The lettuce transplants of July, the ones I thought had burnt from the heat, actually survived. Unfortunately I didn't have them covered, and the sparrows took them right down to the ground last week. I grabbed some net and clipped it over the top, and it looks as though they'll survive the onslaught. I have a few beets growing in this bed, but germination was rather spotty. It's getting too late to reseed the bare spots, so I'll not bother with it. I had planted spinach in the bed to the back, but either very little sprouted or the sparrows got to it, as the bed is practically bare. I will reseed it soon.

The squash patch is taking over the world. The bush butternuts aren't too bad, but that one pattypan squash plant in front, the one just full of blossoms, is growing all over everything in sight. I wondered if I should just pull it out, and then......

I picked this. Is that not just the most adorable thing you ever saw? I cooked up some freshly picked Fortex beans, added some fresh sweet corn kernels, then sauteed the diced squash (I hated to cut the pretty little thing!) in some butter, added the cooked and drained beans and corn, seasoned with just salt and pepper, and I ate two big platefuls for dinner! The squash was tender, slightly sweet, very mild flavored, and absolutely delicious. I'm not pulling the giant plant. I'll be picking another squash or two today, and I'm going to cook them by heating a baking sheet in a 400F oven, slicing the squash in half and tossing them with a bit of oil, s & p, then placing them cut side down on the hot pan and baking them until lightly brown and caramelized.

I think the lettuce bed, which has served me well (to the tune of 53 pounds) this year, is ready to be cleared of all growth and replanted for fall. The few plants at the front will stay for a while, as they are still looking fine, but the next row has finally bolted. All the others were harvested last week, then pulled. I must say, this has been a really good spot for lettuce growing, tucked in the corner with fence on two sides, shed to the south and morning sun from the east.

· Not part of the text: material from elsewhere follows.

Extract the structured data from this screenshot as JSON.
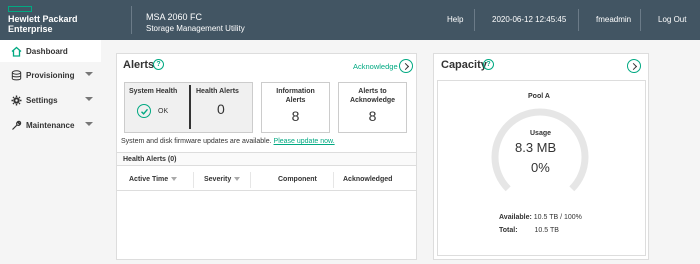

The sunflowers are about 12' high now, and still no blossoms. I have them tied to the fence....I hope they don't pull the fence down!